### Exercise brief
Since the pictures are not wanted, reproduce only the rest of the records, exactly as given.

*** Records provided Section Begins ***

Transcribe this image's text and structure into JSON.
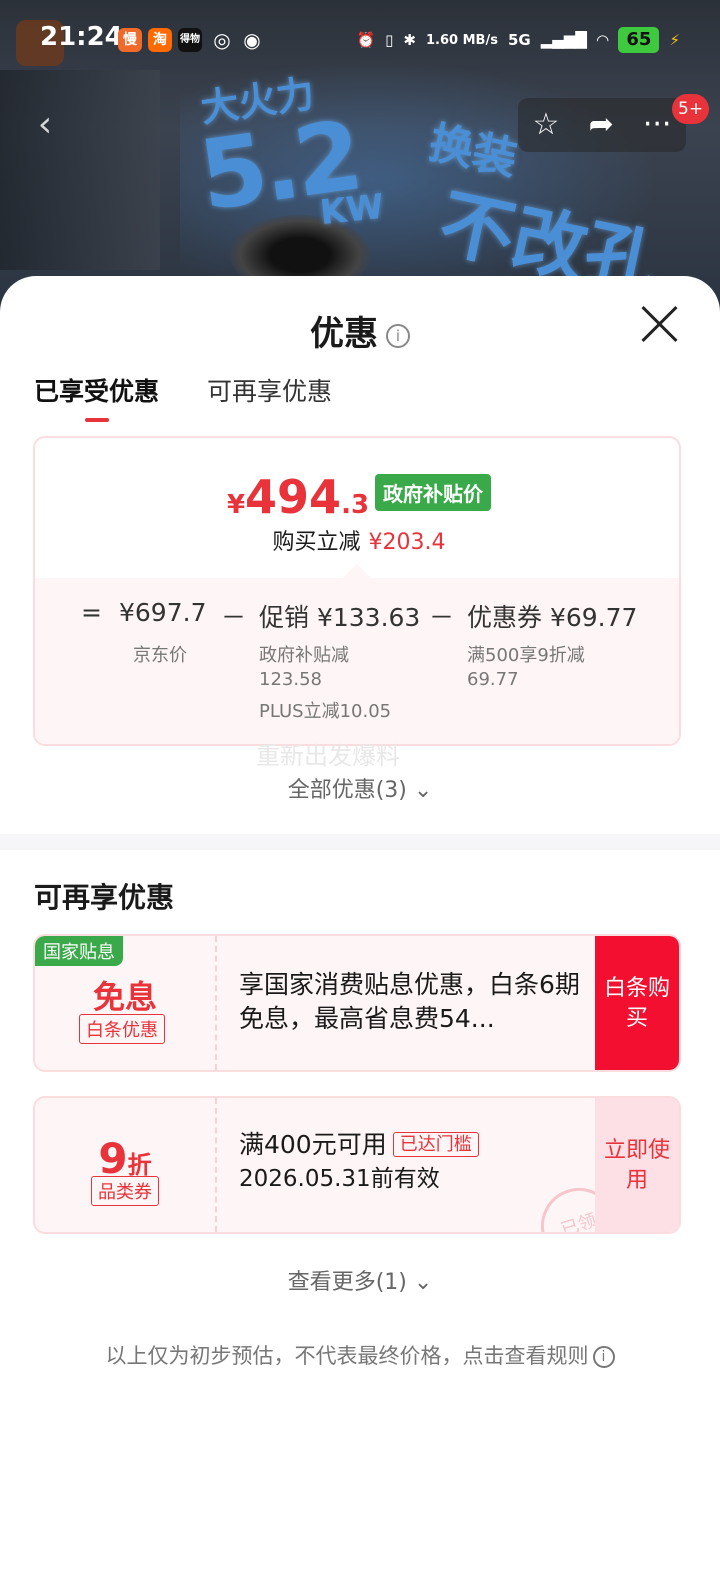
{
  "status_bar": {
    "time": "21:24",
    "app_icons": [
      "慢",
      "淘",
      "得物"
    ],
    "net_speed": "1.60 MB/s",
    "network": "5G",
    "battery": "65"
  },
  "hero_image": {
    "texts": [
      "大火力",
      "5.2",
      "KW",
      "换装",
      "不改孔"
    ]
  },
  "top_nav": {
    "badge": "5+"
  },
  "sheet": {
    "title": "优惠",
    "tabs": [
      {
        "label": "已享受优惠",
        "active": true
      },
      {
        "label": "可再享优惠",
        "active": false
      }
    ],
    "summary": {
      "currency": "¥",
      "price_int": "494",
      "price_dec": ".3",
      "gov_tag": "政府补贴价",
      "reduce_label": "购买立减",
      "reduce_value": "¥203.4",
      "eq": "=",
      "minus": "－",
      "jd_price": "¥697.7",
      "jd_price_label": "京东价",
      "promo": "促销 ¥133.63",
      "promo_sub1": "政府补贴减",
      "promo_sub2": "123.58",
      "promo_sub3": "PLUS立减10.05",
      "coupon": "优惠券 ¥69.77",
      "coupon_sub1": "满500享9折减",
      "coupon_sub2": "69.77"
    },
    "watermark": "重新出发爆料",
    "all_deals": "全部优惠(3) ⌄",
    "section_title": "可再享优惠",
    "coupons": [
      {
        "corner_tag": "国家贴息",
        "big_label": "免息",
        "small_tag": "白条优惠",
        "desc": "享国家消费贴息优惠，白条6期免息，最高省息费54...",
        "action": "白条购买"
      },
      {
        "big_label_num": "9",
        "big_label_unit": "折",
        "small_tag": "品类券",
        "desc_line1": "满400元可用",
        "threshold_tag": "已达门槛",
        "desc_line2": "2026.05.31前有效",
        "action": "立即使用",
        "stamp": "已领"
      }
    ],
    "see_more": "查看更多(1) ⌄",
    "disclaimer": "以上仅为初步预估，不代表最终价格，点击查看规则"
  }
}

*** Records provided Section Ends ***

### Expected output
Transcribe this image's text and structure into JSON.
{
  "status_bar": {
    "time": "21:24",
    "app_icons": [
      "慢",
      "淘",
      "得物"
    ],
    "net_speed": "1.60 MB/s",
    "network": "5G",
    "battery": "65"
  },
  "hero_image": {
    "texts": [
      "大火力",
      "5.2",
      "KW",
      "换装",
      "不改孔"
    ]
  },
  "top_nav": {
    "badge": "5+"
  },
  "sheet": {
    "title": "优惠",
    "tabs": [
      {
        "label": "已享受优惠",
        "active": true
      },
      {
        "label": "可再享优惠",
        "active": false
      }
    ],
    "summary": {
      "currency": "¥",
      "price_int": "494",
      "price_dec": ".3",
      "gov_tag": "政府补贴价",
      "reduce_label": "购买立减",
      "reduce_value": "¥203.4",
      "eq": "=",
      "minus": "－",
      "jd_price": "¥697.7",
      "jd_price_label": "京东价",
      "promo": "促销 ¥133.63",
      "promo_sub1": "政府补贴减",
      "promo_sub2": "123.58",
      "promo_sub3": "PLUS立减10.05",
      "coupon": "优惠券 ¥69.77",
      "coupon_sub1": "满500享9折减",
      "coupon_sub2": "69.77"
    },
    "watermark": "重新出发爆料",
    "all_deals": "全部优惠(3) ⌄",
    "section_title": "可再享优惠",
    "coupons": [
      {
        "corner_tag": "国家贴息",
        "big_label": "免息",
        "small_tag": "白条优惠",
        "desc": "享国家消费贴息优惠，白条6期免息，最高省息费54...",
        "action": "白条购买"
      },
      {
        "big_label_num": "9",
        "big_label_unit": "折",
        "small_tag": "品类券",
        "desc_line1": "满400元可用",
        "threshold_tag": "已达门槛",
        "desc_line2": "2026.05.31前有效",
        "action": "立即使用",
        "stamp": "已领"
      }
    ],
    "see_more": "查看更多(1) ⌄",
    "disclaimer": "以上仅为初步预估，不代表最终价格，点击查看规则"
  }
}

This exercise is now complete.